BLACK grass is marching north with significant increases in the North-East and even cases in Scotland.
Dan Finch, an agronomist with DKB Crop Protection of Walworth, near Darlington, has seen a marked rise in the region while Mark Ballingall, of SAC, said the last bastion of Scotland had been breached with cases in the Borders and Lothians.
Both put the rise down to seed carried on contractors’ vehicles, and Mr Ballingall believes climate change could also be encouraging the weed to spread.
Mr Finch said: “Black grass has been increasing over several years as more farmers opt to use a contractor for combining and baling.
We are seeing that, within a short time, growers soon end up with their neighbour’s or a contractor’s weed burden.”

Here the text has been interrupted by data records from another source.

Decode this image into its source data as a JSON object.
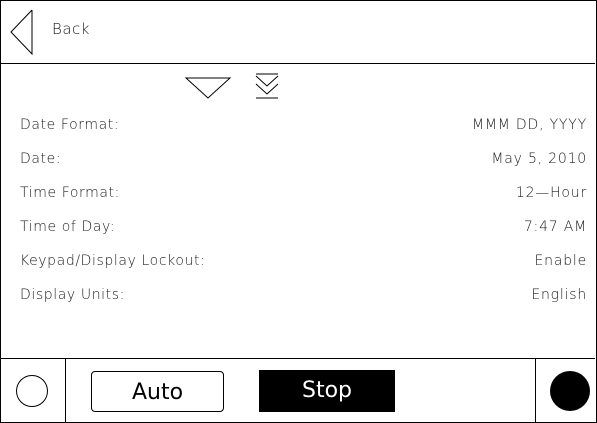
{
  "header": {
    "back_label": "Back"
  },
  "icons": {
    "back": "chevron-left-icon",
    "scroll_down": "triangle-down-icon",
    "scroll_to_end": "double-chevron-down-icon"
  },
  "settings": [
    {
      "label": "Date Format:",
      "value": "MMM DD, YYYY"
    },
    {
      "label": "Date:",
      "value": "May 5, 2010"
    },
    {
      "label": "Time Format:",
      "value": "12—Hour"
    },
    {
      "label": "Time of Day:",
      "value": "7:47 AM"
    },
    {
      "label": "Keypad/Display Lockout:",
      "value": "Enable"
    },
    {
      "label": "Display Units:",
      "value": "English"
    }
  ],
  "footer": {
    "auto_label": "Auto",
    "stop_label": "Stop"
  },
  "colors": {
    "foreground": "#000000",
    "background": "#ffffff"
  }
}
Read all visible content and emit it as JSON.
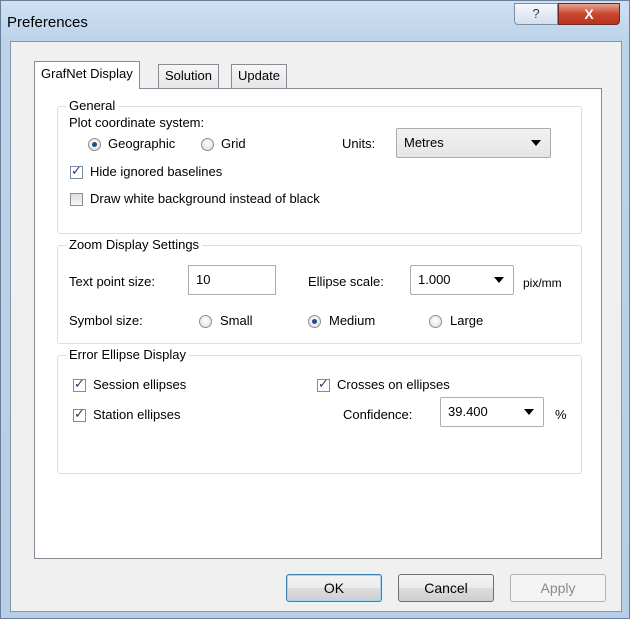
{
  "window": {
    "title": "Preferences",
    "help_glyph": "?",
    "close_glyph": "X"
  },
  "tabs": [
    {
      "label": "GrafNet Display",
      "active": true
    },
    {
      "label": "Solution",
      "active": false
    },
    {
      "label": "Update",
      "active": false
    }
  ],
  "general": {
    "legend": "General",
    "plot_label": "Plot coordinate system:",
    "geographic_label": "Geographic",
    "geographic_selected": true,
    "grid_label": "Grid",
    "grid_selected": false,
    "units_label": "Units:",
    "units_value": "Metres",
    "hide_baselines_label": "Hide ignored baselines",
    "hide_baselines_checked": true,
    "white_bg_label": "Draw white background instead of black",
    "white_bg_checked": false
  },
  "zoom": {
    "legend": "Zoom Display Settings",
    "text_point_label": "Text point size:",
    "text_point_value": "10",
    "ellipse_scale_label": "Ellipse scale:",
    "ellipse_scale_value": "1.000",
    "ellipse_scale_unit": "pix/mm",
    "symbol_size_label": "Symbol size:",
    "small_label": "Small",
    "medium_label": "Medium",
    "large_label": "Large",
    "selected_size": "Medium"
  },
  "error_ellipse": {
    "legend": "Error Ellipse Display",
    "session_label": "Session ellipses",
    "session_checked": true,
    "station_label": "Station ellipses",
    "station_checked": true,
    "crosses_label": "Crosses on ellipses",
    "crosses_checked": true,
    "confidence_label": "Confidence:",
    "confidence_value": "39.400",
    "confidence_unit": "%"
  },
  "buttons": {
    "ok": "OK",
    "cancel": "Cancel",
    "apply": "Apply"
  },
  "colors": {
    "title_bg": "#bcd3ea",
    "close_red": "#c9462f",
    "dialog_bg": "#f0f0f0",
    "panel_bg": "#ffffff"
  }
}
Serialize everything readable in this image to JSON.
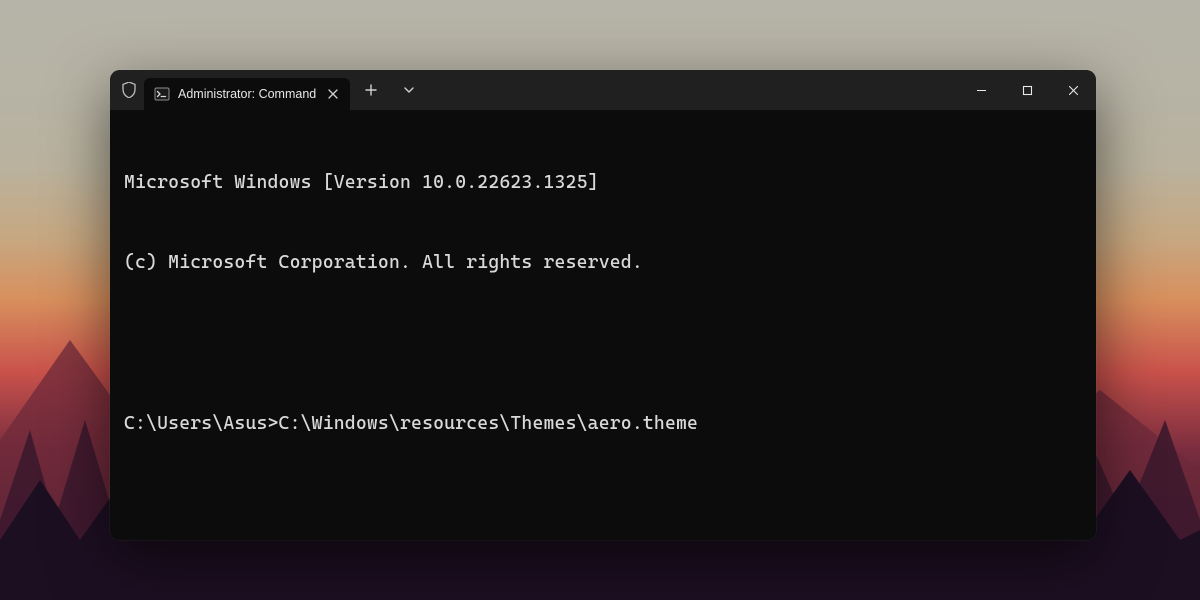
{
  "window": {
    "tab": {
      "title": "Administrator: Command",
      "icon": "cmd-icon"
    },
    "controls": {
      "minimize": "minimize",
      "maximize": "maximize",
      "close": "close"
    }
  },
  "terminal": {
    "lines": [
      "Microsoft Windows [Version 10.0.22623.1325]",
      "(c) Microsoft Corporation. All rights reserved.",
      "",
      "C:\\Users\\Asus>C:\\Windows\\resources\\Themes\\aero.theme"
    ]
  },
  "colors": {
    "window_bg": "#0c0c0c",
    "titlebar_bg": "#202020",
    "text": "#d9d9d9"
  }
}
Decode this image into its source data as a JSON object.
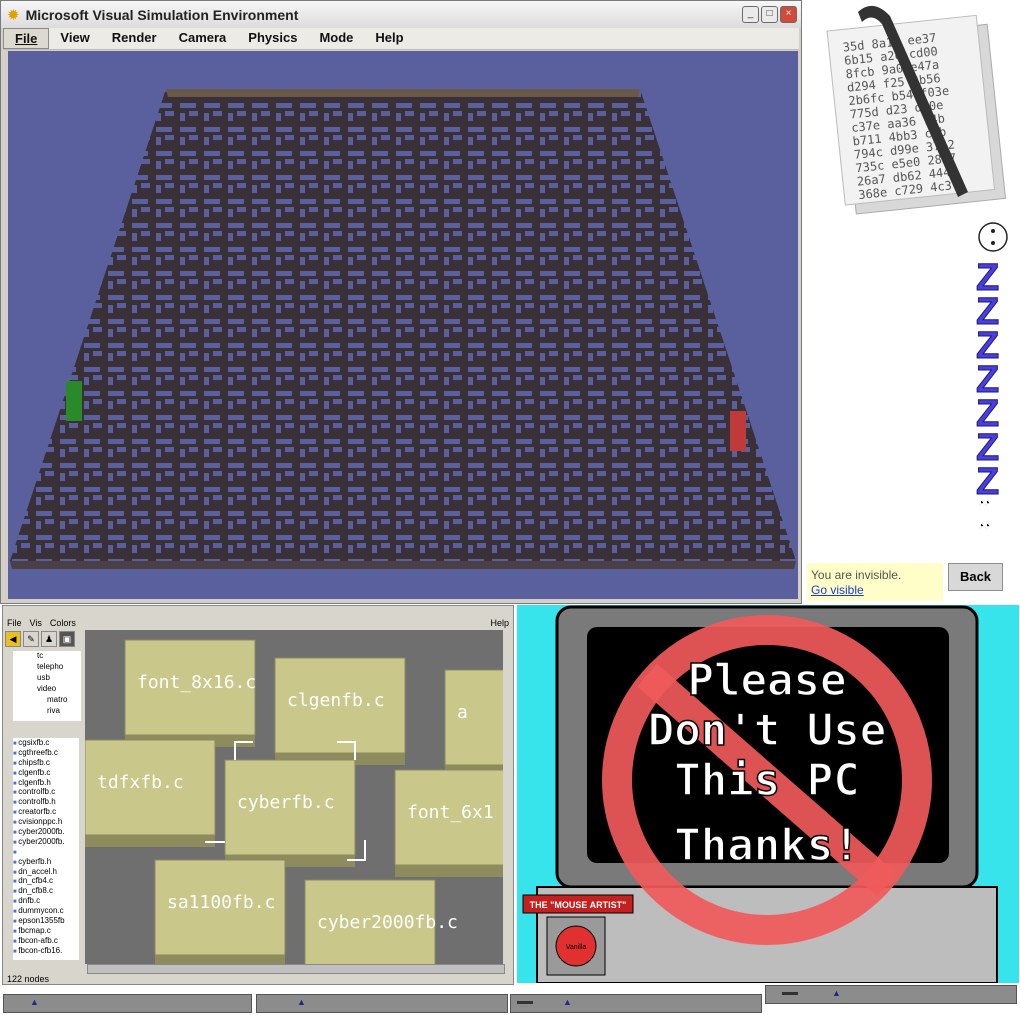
{
  "sim_window": {
    "title": "Microsoft Visual Simulation Environment",
    "menu": [
      "File",
      "View",
      "Render",
      "Camera",
      "Physics",
      "Mode",
      "Help"
    ],
    "controls": [
      "_",
      "□",
      "×"
    ]
  },
  "paper_icon": {
    "hex_lines": [
      "35d  8a10  ee37",
      "6b15  a2e  cd00",
      "8fcb  9a0  e47a",
      "d294  f25  2b56",
      "2b6fc b54  f03e",
      "775d  d23  d90e",
      "c37e  aa36  74b",
      "b711  4bb3  c9b",
      "794c  d99e  3742",
      "735c  e5e0  2837",
      "26a7  db62  444a",
      "368e  c729  4c3"
    ]
  },
  "visibility": {
    "status": "You are invisible.",
    "link": "Go visible",
    "back_button": "Back"
  },
  "file_viewer": {
    "menu": [
      "File",
      "Vis",
      "Colors"
    ],
    "help": "Help",
    "tree": [
      "tc",
      "telepho",
      "usb",
      "video",
      "matro",
      "riva"
    ],
    "list": [
      "cgsixfb.c",
      "cgthreefb.c",
      "chipsfb.c",
      "clgenfb.c",
      "clgenfb.h",
      "controlfb.c",
      "controlfb.h",
      "creatorfb.c",
      "cvisionppc.h",
      "cyber2000fb.",
      "cyber2000fb.",
      "",
      "cyberfb.h",
      "dn_accel.h",
      "dn_cfb4.c",
      "dn_cfb8.c",
      "dnfb.c",
      "dummycon.c",
      "epson1355fb",
      "fbcmap.c",
      "fbcon-afb.c",
      "fbcon-cfb16."
    ],
    "blocks": [
      "font_8x16.c",
      "clgenfb.c",
      "a",
      "tdfxfb.c",
      "cyberfb.c",
      "font_6x1",
      "sa1100fb.c",
      "cyber2000fb.c"
    ],
    "status": "122 nodes"
  },
  "pc_sign": {
    "lines": [
      "Please",
      "Don't Use",
      "This PC",
      "Thanks!"
    ],
    "artist_tag": "THE \"MOUSE ARTIST\"",
    "disk_label": "Vanilla"
  }
}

Before black grass, weed control programmes would work around taking out annual meadow grass (AMG) early with residual Pico Pro (pendimethalin + picolinafen) followed by Axial for rye grass and wild oat control. Mr Finch reckoned that sequence barely cost more than £50/ha for the season, but black grass adds at least an extra £25/ha on the herbicide spend.
He believes black grass control strategies have to change. “I recommend delayed drilling wherever possible to encourage a good germination flush that can be sprayed off with glyphosate, the drilling of a competitive cereal variety and applying a pre-emergence herbicide based on 240g/ha of flufenacet, in the form of either Crystal or Liberator.”
Weed scientist Stephen Moss said stacking preemergence herbicides was now accepted as an effective way of reducing the pressure on post-emergence herbicides whose performance was steadily declining owing to resistance.
“All pre-emergence herbicides are affected by resistance to some degree, but resistance tends to be partial and does not build up rapidly,” he said. “Generally speaking, a full rate of a flufenacet based herbicide should be the foundation of any pre-emergence strategy.
“Trials clearly show that adding other herbicides, such as chlorotoluron, DFF, flupyrsulfuron, prosulfocarb, pendimethalin or triallate, generally increases overall performance. However, stacking ever more herbicides may become unsustainable for reasons of excessive crop damage, cost, legality, water pollution, antagonism and increasing resistance.
“Using a mix of herbicides with different modes of action is likely to slow up selection for resistance.”
Stewart Woodhead, of BASF, said: “Our trials have shown over the past few years that no one active ingredient or product is capable of dealing with the evermounting issue of black grass control, and that an integrated approach is vital.
“We have stacked low resistance risk residual chemistry as part of a programme approach to black grass control.
This has been based around Crystal with the addition of diflufenican preemergence or peri-emergence of the crop either on its own or part of a sequence.
“The sequence will be an SU product with additional residual chemistry such as Stomp Aqua, Auxiliary or Picona applied at 1-2 leaves of the black grass. These help to improve consistency of control.”